For the estimation of the PS we included all available background information: gender, ethnicity, age, remedial status, financial aid status, full time status, credits attempted, credits completed, and percent of completed credits. Additionally, we added several interactions between credits attempted/completed and background information, as well as squared terms until the balancing property was achieved (Becker & Ichino, 2002). Although additional controls would be desirable, several variables included here can be seen as proxies for important determinants that could affect membership and are also related to outcomes: time constraints, economic constraints, and educational effort. A student's full time/part time status can be seen as a proxy for work and family obligations, especially in combination with number of credits attempted and completed. Students with high external demands are most likely not enrolled full time and are not able to enroll and complete larger numbers of credits. Additionally age is most likely also related with external obligations. Receiving financial aid can be seen as a proxy of a student's economic situation since determination of financial aid is based on family income and assets. Measures of student efforts were limited but the measures regarding term credits are related to student effort and commitment to education. Additionally, remedial status is a proxy for previous achievement.
After calculating the propensity scores we checked for the overlap or common support requirement (Caliendo & Kopeinig, 2008). As Figure 3 indicates, we did indeed have common support for many students. This suggests that most students had a positive probability of being in either group (treatment or control). This common support was also an important feature for the matching algorithms discussed below.
Figure 3. Common support for propensity score analysis.
Figure 4 shows the difference on these variables used in the first step before and after adjusting for selection bias. The full circles indicate the standardized differences between members and nonmembers before the adjustment. For instance, nonmembers took and completed about .4 SD fewer credits than students who did join. In fact, all differences between nonmembers and members were significant on observed measures except for Asian/PI students. Nonmembers were less likely to receive financial aid, attempted and completed fewer credits, were more likely to be part time students, more likely to be male, younger, and Hispanic, Black, or from Other/Missing ethnicity.

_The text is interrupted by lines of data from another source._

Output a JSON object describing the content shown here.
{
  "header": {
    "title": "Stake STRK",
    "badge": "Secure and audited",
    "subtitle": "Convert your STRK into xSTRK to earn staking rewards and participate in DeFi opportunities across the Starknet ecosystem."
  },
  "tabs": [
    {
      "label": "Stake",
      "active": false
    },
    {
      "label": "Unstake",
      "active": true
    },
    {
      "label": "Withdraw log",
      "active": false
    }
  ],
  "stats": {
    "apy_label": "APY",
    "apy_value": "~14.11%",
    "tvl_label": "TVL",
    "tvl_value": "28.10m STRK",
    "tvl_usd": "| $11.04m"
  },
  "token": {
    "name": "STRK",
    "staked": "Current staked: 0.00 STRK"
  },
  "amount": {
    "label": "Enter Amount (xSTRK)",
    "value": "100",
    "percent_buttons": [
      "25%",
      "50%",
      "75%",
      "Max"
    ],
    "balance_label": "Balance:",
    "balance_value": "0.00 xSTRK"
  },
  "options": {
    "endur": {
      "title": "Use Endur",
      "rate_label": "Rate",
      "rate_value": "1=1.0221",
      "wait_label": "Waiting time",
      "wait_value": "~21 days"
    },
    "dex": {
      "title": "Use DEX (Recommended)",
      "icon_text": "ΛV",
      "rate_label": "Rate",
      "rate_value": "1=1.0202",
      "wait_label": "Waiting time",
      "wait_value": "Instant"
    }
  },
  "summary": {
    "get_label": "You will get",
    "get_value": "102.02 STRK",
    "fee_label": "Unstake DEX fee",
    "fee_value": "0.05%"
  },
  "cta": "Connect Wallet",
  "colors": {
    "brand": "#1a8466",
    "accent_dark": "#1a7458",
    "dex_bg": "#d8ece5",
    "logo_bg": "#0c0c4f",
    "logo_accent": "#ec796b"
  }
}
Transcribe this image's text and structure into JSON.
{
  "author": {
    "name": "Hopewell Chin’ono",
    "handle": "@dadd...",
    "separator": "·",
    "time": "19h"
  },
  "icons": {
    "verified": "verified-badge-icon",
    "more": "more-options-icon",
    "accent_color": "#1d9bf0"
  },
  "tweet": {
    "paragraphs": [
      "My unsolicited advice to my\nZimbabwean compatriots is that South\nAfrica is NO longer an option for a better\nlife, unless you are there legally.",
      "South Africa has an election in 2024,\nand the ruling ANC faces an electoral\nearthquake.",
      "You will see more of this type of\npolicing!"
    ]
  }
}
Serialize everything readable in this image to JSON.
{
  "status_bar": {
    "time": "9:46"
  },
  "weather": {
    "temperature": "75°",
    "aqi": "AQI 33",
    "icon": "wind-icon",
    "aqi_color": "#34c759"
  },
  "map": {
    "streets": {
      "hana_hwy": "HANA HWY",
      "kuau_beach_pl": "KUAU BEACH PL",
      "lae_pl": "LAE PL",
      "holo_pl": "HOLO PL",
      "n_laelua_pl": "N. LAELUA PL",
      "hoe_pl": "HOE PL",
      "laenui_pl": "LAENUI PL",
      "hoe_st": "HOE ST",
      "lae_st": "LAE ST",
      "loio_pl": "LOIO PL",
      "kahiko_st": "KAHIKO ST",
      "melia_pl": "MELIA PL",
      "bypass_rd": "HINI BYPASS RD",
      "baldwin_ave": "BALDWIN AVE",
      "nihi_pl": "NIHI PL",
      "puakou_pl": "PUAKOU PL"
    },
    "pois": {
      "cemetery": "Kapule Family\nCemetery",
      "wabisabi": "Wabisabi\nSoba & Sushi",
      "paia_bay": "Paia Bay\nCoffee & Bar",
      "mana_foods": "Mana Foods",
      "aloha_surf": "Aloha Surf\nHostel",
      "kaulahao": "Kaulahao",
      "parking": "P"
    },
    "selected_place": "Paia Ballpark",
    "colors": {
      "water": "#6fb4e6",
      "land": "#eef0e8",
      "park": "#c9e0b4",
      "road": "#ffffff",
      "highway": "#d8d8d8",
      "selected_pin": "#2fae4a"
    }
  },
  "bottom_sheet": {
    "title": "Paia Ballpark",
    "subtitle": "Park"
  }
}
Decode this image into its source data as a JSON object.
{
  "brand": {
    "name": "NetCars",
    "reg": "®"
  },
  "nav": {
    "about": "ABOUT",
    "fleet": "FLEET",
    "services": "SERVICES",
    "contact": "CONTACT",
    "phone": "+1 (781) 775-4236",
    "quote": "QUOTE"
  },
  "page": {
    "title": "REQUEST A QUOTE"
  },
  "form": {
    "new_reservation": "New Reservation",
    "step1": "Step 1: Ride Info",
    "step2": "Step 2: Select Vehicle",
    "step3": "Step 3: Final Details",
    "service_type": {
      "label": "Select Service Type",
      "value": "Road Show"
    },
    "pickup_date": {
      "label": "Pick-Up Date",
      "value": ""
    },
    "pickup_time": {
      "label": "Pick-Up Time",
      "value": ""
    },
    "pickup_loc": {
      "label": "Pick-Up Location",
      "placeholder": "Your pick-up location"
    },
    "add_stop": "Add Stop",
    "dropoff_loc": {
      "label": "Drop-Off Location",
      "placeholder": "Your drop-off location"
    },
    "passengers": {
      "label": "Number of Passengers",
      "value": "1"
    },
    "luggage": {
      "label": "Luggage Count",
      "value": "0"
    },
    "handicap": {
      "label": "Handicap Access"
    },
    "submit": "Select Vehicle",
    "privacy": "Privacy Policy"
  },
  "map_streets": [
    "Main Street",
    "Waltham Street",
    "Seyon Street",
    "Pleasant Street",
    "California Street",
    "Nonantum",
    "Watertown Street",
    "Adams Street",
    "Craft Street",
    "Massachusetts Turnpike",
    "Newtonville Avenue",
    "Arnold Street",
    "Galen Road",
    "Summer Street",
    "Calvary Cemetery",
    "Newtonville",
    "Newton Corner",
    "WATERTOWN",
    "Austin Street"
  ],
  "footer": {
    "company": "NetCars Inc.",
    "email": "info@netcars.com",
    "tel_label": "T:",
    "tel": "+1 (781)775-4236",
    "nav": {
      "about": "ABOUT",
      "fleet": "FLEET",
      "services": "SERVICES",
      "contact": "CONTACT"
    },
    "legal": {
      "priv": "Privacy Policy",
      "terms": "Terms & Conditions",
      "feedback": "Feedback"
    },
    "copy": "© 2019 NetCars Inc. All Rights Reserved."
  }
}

The empty circles represent the differences after adjusting for the propensity score. As can be seen in the graph, the differences between the groups disappeared and all differences were not significant in all colleges (p < .05). Using the PS in our analyses therefore corrects for the differences that exist between nonmembers and members on these measures. After calculating the propensity score for all students, we included these scores as an additional control in all our regressions.
Figure 4. Differences between members and nonmembers before and after propensity score adjustment.
Note: Standardized differences reported. PS = Propensity Score.
We also performed several matching algorithms. Specifically, we performed nearest neighbor matching with and without replacement, kernel matching, and radius matching (with caliper set to .02). We matched students on common support with psmatch2 from Leuven and Sianesi (2012). We also estimated the potential effects of hidden bias by calculating Rosenbaum bounds (Becker & Caliendo, 2007; Gangl, 2004).